What the exercise asks
Give the data again exactly as it appears, excluding any pictures.

(Record extracts)

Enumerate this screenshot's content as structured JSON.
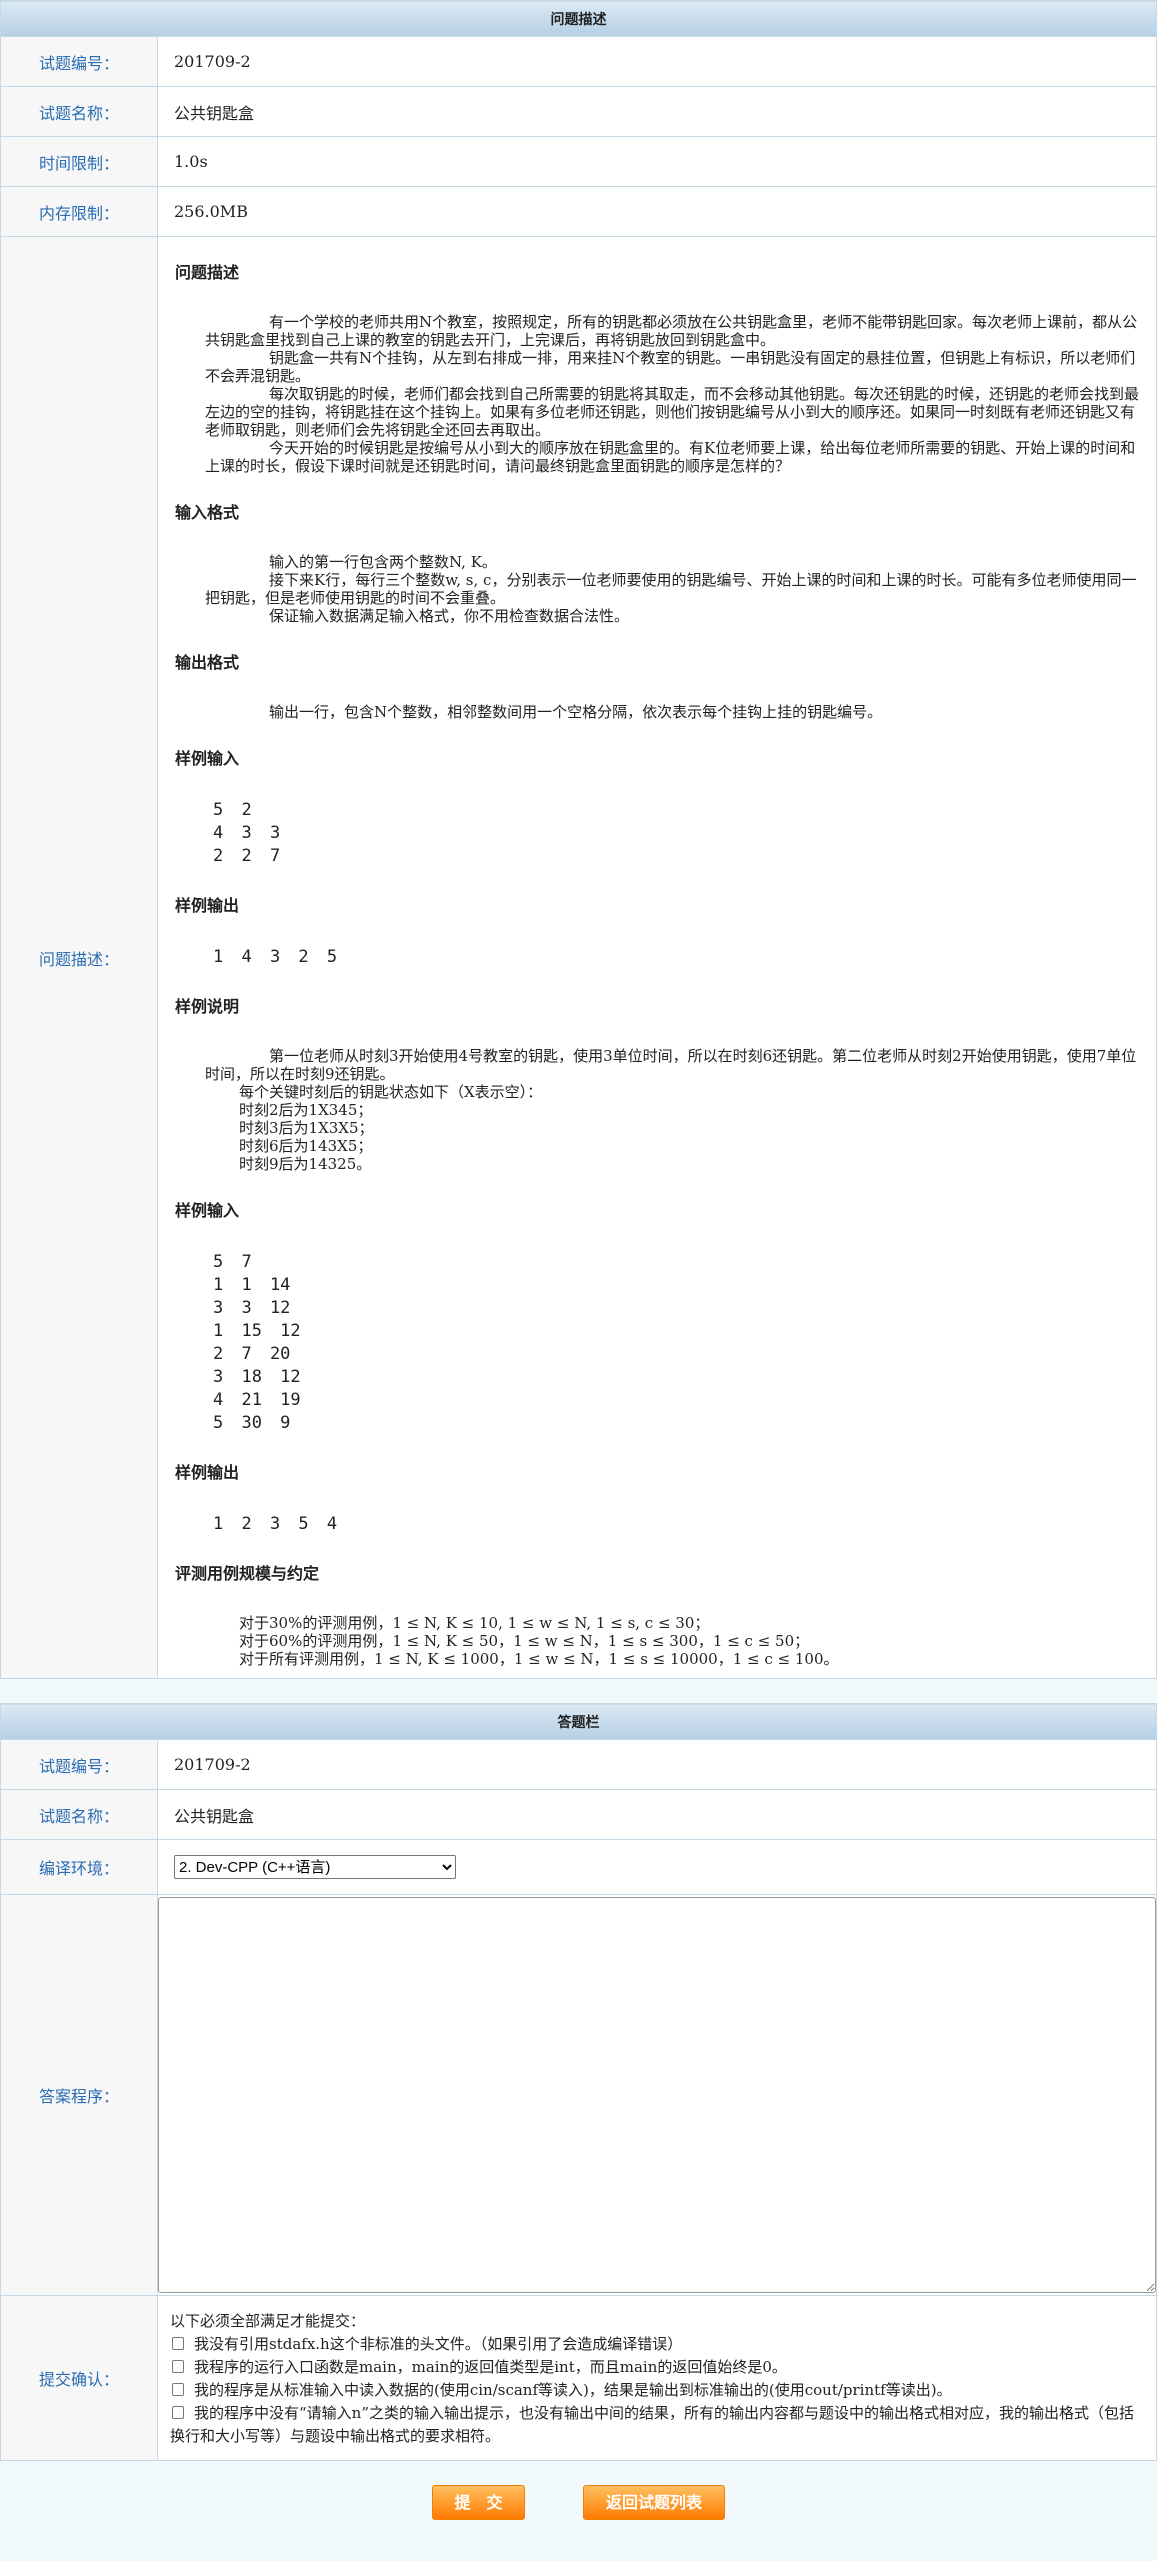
{
  "problem": {
    "header": "问题描述",
    "fields": [
      {
        "label": "试题编号：",
        "value": "201709-2"
      },
      {
        "label": "试题名称：",
        "value": "公共钥匙盒"
      },
      {
        "label": "时间限制：",
        "value": "1.0s"
      },
      {
        "label": "内存限制：",
        "value": "256.0MB"
      }
    ],
    "desc_label": "问题描述：",
    "sections": {
      "desc_title": "问题描述",
      "desc_paras": [
        "有一个学校的老师共用N个教室，按照规定，所有的钥匙都必须放在公共钥匙盒里，老师不能带钥匙回家。每次老师上课前，都从公共钥匙盒里找到自己上课的教室的钥匙去开门，上完课后，再将钥匙放回到钥匙盒中。",
        "钥匙盒一共有N个挂钩，从左到右排成一排，用来挂N个教室的钥匙。一串钥匙没有固定的悬挂位置，但钥匙上有标识，所以老师们不会弄混钥匙。",
        "每次取钥匙的时候，老师们都会找到自己所需要的钥匙将其取走，而不会移动其他钥匙。每次还钥匙的时候，还钥匙的老师会找到最左边的空的挂钩，将钥匙挂在这个挂钩上。如果有多位老师还钥匙，则他们按钥匙编号从小到大的顺序还。如果同一时刻既有老师还钥匙又有老师取钥匙，则老师们会先将钥匙全还回去再取出。",
        "今天开始的时候钥匙是按编号从小到大的顺序放在钥匙盒里的。有K位老师要上课，给出每位老师所需要的钥匙、开始上课的时间和上课的时长，假设下课时间就是还钥匙时间，请问最终钥匙盒里面钥匙的顺序是怎样的？"
      ],
      "input_title": "输入格式",
      "input_paras": [
        "输入的第一行包含两个整数N, K。",
        "接下来K行，每行三个整数w, s, c，分别表示一位老师要使用的钥匙编号、开始上课的时间和上课的时长。可能有多位老师使用同一把钥匙，但是老师使用钥匙的时间不会重叠。",
        "保证输入数据满足输入格式，你不用检查数据合法性。"
      ],
      "output_title": "输出格式",
      "output_paras": [
        "输出一行，包含N个整数，相邻整数间用一个空格分隔，依次表示每个挂钩上挂的钥匙编号。"
      ],
      "sample_in_title": "样例输入",
      "sample_in_1": "5 2\n4 3 3\n2 2 7",
      "sample_out_title": "样例输出",
      "sample_out_1": "1 4 3 2 5",
      "explain_title": "样例说明",
      "explain_para": "第一位老师从时刻3开始使用4号教室的钥匙，使用3单位时间，所以在时刻6还钥匙。第二位老师从时刻2开始使用钥匙，使用7单位时间，所以在时刻9还钥匙。",
      "explain_lines": [
        "每个关键时刻后的钥匙状态如下（X表示空）：",
        "时刻2后为1X345；",
        "时刻3后为1X3X5；",
        "时刻6后为143X5；",
        "时刻9后为14325。"
      ],
      "sample_in_2": "5 7\n1 1 14\n3 3 12\n1 15 12\n2 7 20\n3 18 12\n4 21 19\n5 30 9",
      "sample_out_2": "1 2 3 5 4",
      "scale_title": "评测用例规模与约定",
      "scale_lines": [
        "对于30%的评测用例，1 ≤ N, K ≤ 10, 1 ≤ w ≤ N, 1 ≤ s, c ≤ 30；",
        "对于60%的评测用例，1 ≤ N, K ≤ 50，1 ≤ w ≤ N，1 ≤ s ≤ 300，1 ≤ c ≤ 50；",
        "对于所有评测用例，1 ≤ N, K ≤ 1000，1 ≤ w ≤ N，1 ≤ s ≤ 10000，1 ≤ c ≤ 100。"
      ]
    }
  },
  "answer": {
    "header": "答题栏",
    "fields": [
      {
        "label": "试题编号：",
        "value": "201709-2"
      },
      {
        "label": "试题名称：",
        "value": "公共钥匙盒"
      }
    ],
    "env_label": "编译环境：",
    "env_selected": "2. Dev-CPP (C++语言)",
    "code_label": "答案程序：",
    "code_value": "",
    "confirm_label": "提交确认：",
    "confirm_intro": "以下必须全部满足才能提交：",
    "confirm_items": [
      "我没有引用stdafx.h这个非标准的头文件。（如果引用了会造成编译错误）",
      "我程序的运行入口函数是main，main的返回值类型是int，而且main的返回值始终是0。",
      "我的程序是从标准输入中读入数据的(使用cin/scanf等读入)，结果是输出到标准输出的(使用cout/printf等读出)。",
      "我的程序中没有“请输入n”之类的输入输出提示，也没有输出中间的结果，所有的输出内容都与题设中的输出格式相对应，我的输出格式（包括换行和大小写等）与题设中输出格式的要求相符。"
    ],
    "submit_label": "提　交",
    "back_label": "返回试题列表"
  }
}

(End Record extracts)

Problem solution
Enumerate this screenshot's content as structured JSON.
{
  "problem": {
    "header": "问题描述",
    "fields": [
      {
        "label": "试题编号：",
        "value": "201709-2"
      },
      {
        "label": "试题名称：",
        "value": "公共钥匙盒"
      },
      {
        "label": "时间限制：",
        "value": "1.0s"
      },
      {
        "label": "内存限制：",
        "value": "256.0MB"
      }
    ],
    "desc_label": "问题描述：",
    "sections": {
      "desc_title": "问题描述",
      "desc_paras": [
        "有一个学校的老师共用N个教室，按照规定，所有的钥匙都必须放在公共钥匙盒里，老师不能带钥匙回家。每次老师上课前，都从公共钥匙盒里找到自己上课的教室的钥匙去开门，上完课后，再将钥匙放回到钥匙盒中。",
        "钥匙盒一共有N个挂钩，从左到右排成一排，用来挂N个教室的钥匙。一串钥匙没有固定的悬挂位置，但钥匙上有标识，所以老师们不会弄混钥匙。",
        "每次取钥匙的时候，老师们都会找到自己所需要的钥匙将其取走，而不会移动其他钥匙。每次还钥匙的时候，还钥匙的老师会找到最左边的空的挂钩，将钥匙挂在这个挂钩上。如果有多位老师还钥匙，则他们按钥匙编号从小到大的顺序还。如果同一时刻既有老师还钥匙又有老师取钥匙，则老师们会先将钥匙全还回去再取出。",
        "今天开始的时候钥匙是按编号从小到大的顺序放在钥匙盒里的。有K位老师要上课，给出每位老师所需要的钥匙、开始上课的时间和上课的时长，假设下课时间就是还钥匙时间，请问最终钥匙盒里面钥匙的顺序是怎样的？"
      ],
      "input_title": "输入格式",
      "input_paras": [
        "输入的第一行包含两个整数N, K。",
        "接下来K行，每行三个整数w, s, c，分别表示一位老师要使用的钥匙编号、开始上课的时间和上课的时长。可能有多位老师使用同一把钥匙，但是老师使用钥匙的时间不会重叠。",
        "保证输入数据满足输入格式，你不用检查数据合法性。"
      ],
      "output_title": "输出格式",
      "output_paras": [
        "输出一行，包含N个整数，相邻整数间用一个空格分隔，依次表示每个挂钩上挂的钥匙编号。"
      ],
      "sample_in_title": "样例输入",
      "sample_in_1": "5 2\n4 3 3\n2 2 7",
      "sample_out_title": "样例输出",
      "sample_out_1": "1 4 3 2 5",
      "explain_title": "样例说明",
      "explain_para": "第一位老师从时刻3开始使用4号教室的钥匙，使用3单位时间，所以在时刻6还钥匙。第二位老师从时刻2开始使用钥匙，使用7单位时间，所以在时刻9还钥匙。",
      "explain_lines": [
        "每个关键时刻后的钥匙状态如下（X表示空）：",
        "时刻2后为1X345；",
        "时刻3后为1X3X5；",
        "时刻6后为143X5；",
        "时刻9后为14325。"
      ],
      "sample_in_2": "5 7\n1 1 14\n3 3 12\n1 15 12\n2 7 20\n3 18 12\n4 21 19\n5 30 9",
      "sample_out_2": "1 2 3 5 4",
      "scale_title": "评测用例规模与约定",
      "scale_lines": [
        "对于30%的评测用例，1 ≤ N, K ≤ 10, 1 ≤ w ≤ N, 1 ≤ s, c ≤ 30；",
        "对于60%的评测用例，1 ≤ N, K ≤ 50，1 ≤ w ≤ N，1 ≤ s ≤ 300，1 ≤ c ≤ 50；",
        "对于所有评测用例，1 ≤ N, K ≤ 1000，1 ≤ w ≤ N，1 ≤ s ≤ 10000，1 ≤ c ≤ 100。"
      ]
    }
  },
  "answer": {
    "header": "答题栏",
    "fields": [
      {
        "label": "试题编号：",
        "value": "201709-2"
      },
      {
        "label": "试题名称：",
        "value": "公共钥匙盒"
      }
    ],
    "env_label": "编译环境：",
    "env_selected": "2. Dev-CPP (C++语言)",
    "code_label": "答案程序：",
    "code_value": "",
    "confirm_label": "提交确认：",
    "confirm_intro": "以下必须全部满足才能提交：",
    "confirm_items": [
      "我没有引用stdafx.h这个非标准的头文件。（如果引用了会造成编译错误）",
      "我程序的运行入口函数是main，main的返回值类型是int，而且main的返回值始终是0。",
      "我的程序是从标准输入中读入数据的(使用cin/scanf等读入)，结果是输出到标准输出的(使用cout/printf等读出)。",
      "我的程序中没有“请输入n”之类的输入输出提示，也没有输出中间的结果，所有的输出内容都与题设中的输出格式相对应，我的输出格式（包括换行和大小写等）与题设中输出格式的要求相符。"
    ],
    "submit_label": "提　交",
    "back_label": "返回试题列表"
  }
}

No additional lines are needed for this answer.